MRT TRAVEL FALLS: In February, ridership on the Taipei MRT System fell 8.96 percent from an average of 2.01 million per day in January Scooter sales jumped 13 percent last month as more commuters turned to two-wheelers to avoid public transportation amid the COVID-19 pandemic, the latest statistics showed. Sales expanded to 74,493 units last month, compared with 65,913 units in February, statistics released on Wednesday by Kwang Yang Motor Co (光陽工業) and the Ministry of Transportation and Communications showed. In the first quarter, aggregate sales slid 0.51 percent year-over-year to 186,627 units, from 187,580 units, data showed. Kwang Yang, the nation’s biggest scooter manufacturer, continued to lead the market by selling 24,136 vehicles last month, growing 6.12 percent from 20,785 units in the previous month, while

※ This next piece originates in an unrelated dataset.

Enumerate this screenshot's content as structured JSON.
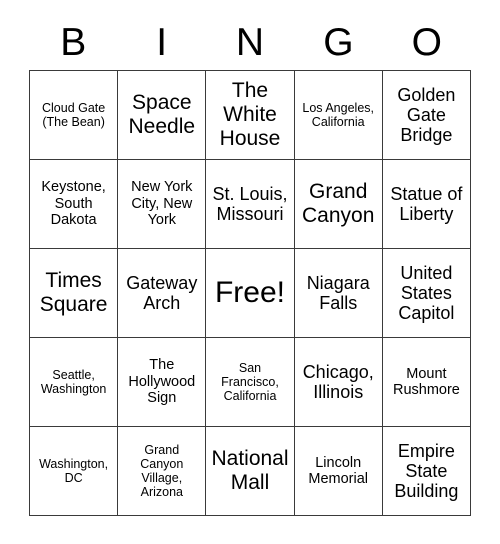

Asustek Computer Inc (華碩), the nation’s leading PC vendor, yesterday launched its first dual-screen gaming laptop powered by Intel Corp’s latest central processing units (CPUs). The PC manufacturer’s announcement closely followed the US chipmaker’s unveiling of its 10th Generation Core H-series, the fastest commercial mobile processors with speeds of up to 5 gigahertz. Although Asustek’s Zephyrus Duo 15, the highlight of its Republic of Gamers line, is not the company’s first laptop with two screens, it is its first designed specifically for gaming. Nestled between the primary display panel and the keyboard, the secondary display, which Asustek calls the ScreenPad Plus, is angled
NO ILL EFFECT: Last month’s data mainly reflected deals made in February, when the spread of COVID-19 was still relatively mild in Taiwan, housing brokers said Housing transactions in the six special municipalities totaled 19,824 units last month, up 7.8 percent from a year earlier, brokers said, citing government data. Last month’s data mainly reflected deals made in February, when the pinch of the COVID-19 pandemic was not yet evident, they said. Taoyuan posted the largest improvement, with housing transactions soaring 36.6 percent year-on-year to 3,676 units, local government data showed. Taiwan Realty Co (台灣房屋) attributed the pickup to the completion of two presale residential projects in the municipality. Houses in Taoyuan have increasingly gained in popularity in the past few year years due to relatively affordable home prices and